Component data from apps and pages:
───
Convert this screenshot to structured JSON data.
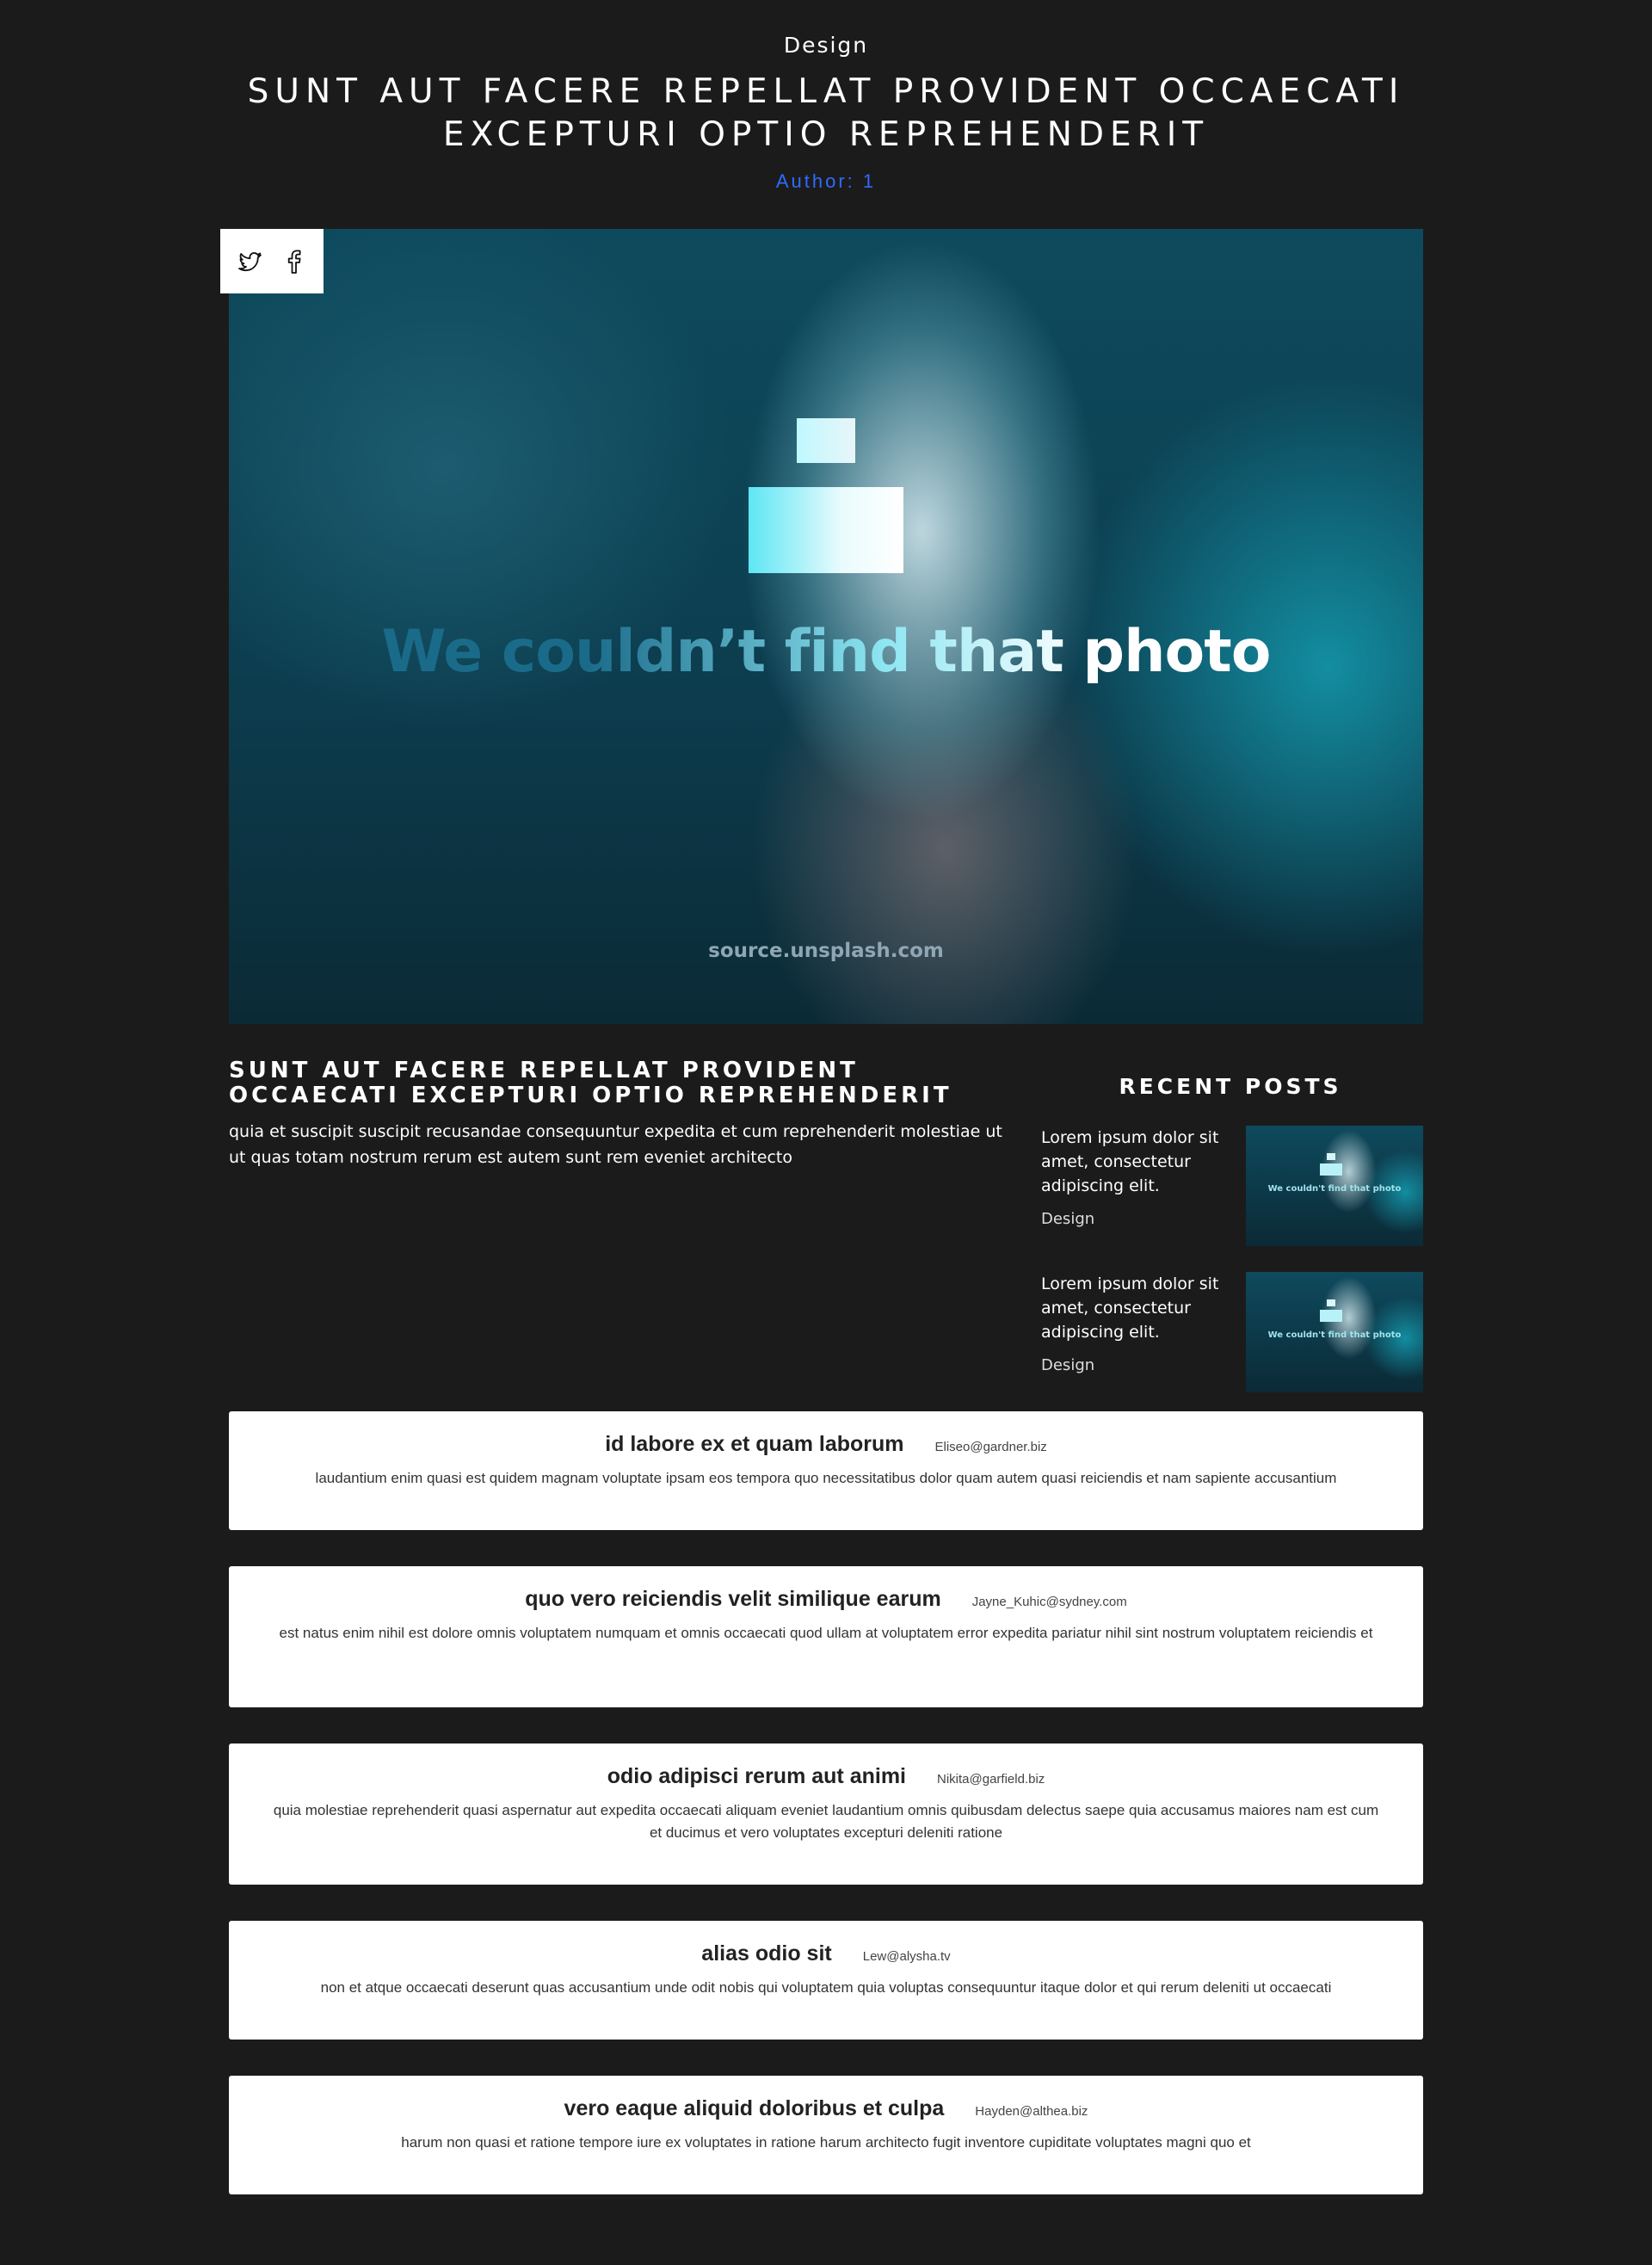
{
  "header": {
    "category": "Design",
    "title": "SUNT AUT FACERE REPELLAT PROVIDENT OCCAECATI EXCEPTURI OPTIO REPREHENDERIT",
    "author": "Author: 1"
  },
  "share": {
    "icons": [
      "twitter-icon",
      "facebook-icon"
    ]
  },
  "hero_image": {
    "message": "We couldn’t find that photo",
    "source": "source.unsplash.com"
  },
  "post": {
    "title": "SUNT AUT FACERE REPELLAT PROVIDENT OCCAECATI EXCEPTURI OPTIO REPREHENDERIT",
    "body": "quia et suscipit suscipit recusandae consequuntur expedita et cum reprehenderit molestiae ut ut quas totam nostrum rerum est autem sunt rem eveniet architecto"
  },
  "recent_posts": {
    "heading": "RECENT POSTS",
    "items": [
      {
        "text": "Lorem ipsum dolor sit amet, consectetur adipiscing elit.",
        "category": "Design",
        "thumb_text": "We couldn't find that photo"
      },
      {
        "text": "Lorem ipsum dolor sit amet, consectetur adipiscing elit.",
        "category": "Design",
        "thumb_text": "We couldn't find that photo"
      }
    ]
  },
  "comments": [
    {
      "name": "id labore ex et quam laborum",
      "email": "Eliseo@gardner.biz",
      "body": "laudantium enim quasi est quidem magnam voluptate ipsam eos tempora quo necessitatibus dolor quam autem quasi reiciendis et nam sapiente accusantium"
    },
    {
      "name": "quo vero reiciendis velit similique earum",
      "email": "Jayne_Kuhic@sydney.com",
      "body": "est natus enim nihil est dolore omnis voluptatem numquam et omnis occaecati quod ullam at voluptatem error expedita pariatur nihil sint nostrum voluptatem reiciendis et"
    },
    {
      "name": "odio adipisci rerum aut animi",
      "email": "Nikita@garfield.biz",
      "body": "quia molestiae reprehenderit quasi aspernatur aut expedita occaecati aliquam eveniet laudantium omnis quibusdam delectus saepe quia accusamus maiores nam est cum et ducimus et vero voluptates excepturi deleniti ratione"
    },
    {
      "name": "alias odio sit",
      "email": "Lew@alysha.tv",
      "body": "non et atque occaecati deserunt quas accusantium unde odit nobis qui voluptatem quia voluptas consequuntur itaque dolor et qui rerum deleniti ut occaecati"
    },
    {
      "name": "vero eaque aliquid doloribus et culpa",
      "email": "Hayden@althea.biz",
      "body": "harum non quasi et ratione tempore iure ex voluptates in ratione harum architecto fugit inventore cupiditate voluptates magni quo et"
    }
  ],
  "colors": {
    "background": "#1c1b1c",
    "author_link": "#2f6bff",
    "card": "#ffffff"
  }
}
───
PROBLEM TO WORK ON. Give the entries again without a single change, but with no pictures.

WRITTEN ANSWER.
Convert this screenshot to structured JSON data.
{
  "header": {
    "category": "Design",
    "title": "SUNT AUT FACERE REPELLAT PROVIDENT OCCAECATI EXCEPTURI OPTIO REPREHENDERIT",
    "author": "Author: 1"
  },
  "share": {
    "icons": [
      "twitter-icon",
      "facebook-icon"
    ]
  },
  "hero_image": {
    "message": "We couldn’t find that photo",
    "source": "source.unsplash.com"
  },
  "post": {
    "title": "SUNT AUT FACERE REPELLAT PROVIDENT OCCAECATI EXCEPTURI OPTIO REPREHENDERIT",
    "body": "quia et suscipit suscipit recusandae consequuntur expedita et cum reprehenderit molestiae ut ut quas totam nostrum rerum est autem sunt rem eveniet architecto"
  },
  "recent_posts": {
    "heading": "RECENT POSTS",
    "items": [
      {
        "text": "Lorem ipsum dolor sit amet, consectetur adipiscing elit.",
        "category": "Design",
        "thumb_text": "We couldn't find that photo"
      },
      {
        "text": "Lorem ipsum dolor sit amet, consectetur adipiscing elit.",
        "category": "Design",
        "thumb_text": "We couldn't find that photo"
      }
    ]
  },
  "comments": [
    {
      "name": "id labore ex et quam laborum",
      "email": "Eliseo@gardner.biz",
      "body": "laudantium enim quasi est quidem magnam voluptate ipsam eos tempora quo necessitatibus dolor quam autem quasi reiciendis et nam sapiente accusantium"
    },
    {
      "name": "quo vero reiciendis velit similique earum",
      "email": "Jayne_Kuhic@sydney.com",
      "body": "est natus enim nihil est dolore omnis voluptatem numquam et omnis occaecati quod ullam at voluptatem error expedita pariatur nihil sint nostrum voluptatem reiciendis et"
    },
    {
      "name": "odio adipisci rerum aut animi",
      "email": "Nikita@garfield.biz",
      "body": "quia molestiae reprehenderit quasi aspernatur aut expedita occaecati aliquam eveniet laudantium omnis quibusdam delectus saepe quia accusamus maiores nam est cum et ducimus et vero voluptates excepturi deleniti ratione"
    },
    {
      "name": "alias odio sit",
      "email": "Lew@alysha.tv",
      "body": "non et atque occaecati deserunt quas accusantium unde odit nobis qui voluptatem quia voluptas consequuntur itaque dolor et qui rerum deleniti ut occaecati"
    },
    {
      "name": "vero eaque aliquid doloribus et culpa",
      "email": "Hayden@althea.biz",
      "body": "harum non quasi et ratione tempore iure ex voluptates in ratione harum architecto fugit inventore cupiditate voluptates magni quo et"
    }
  ],
  "colors": {
    "background": "#1c1b1c",
    "author_link": "#2f6bff",
    "card": "#ffffff"
  }
}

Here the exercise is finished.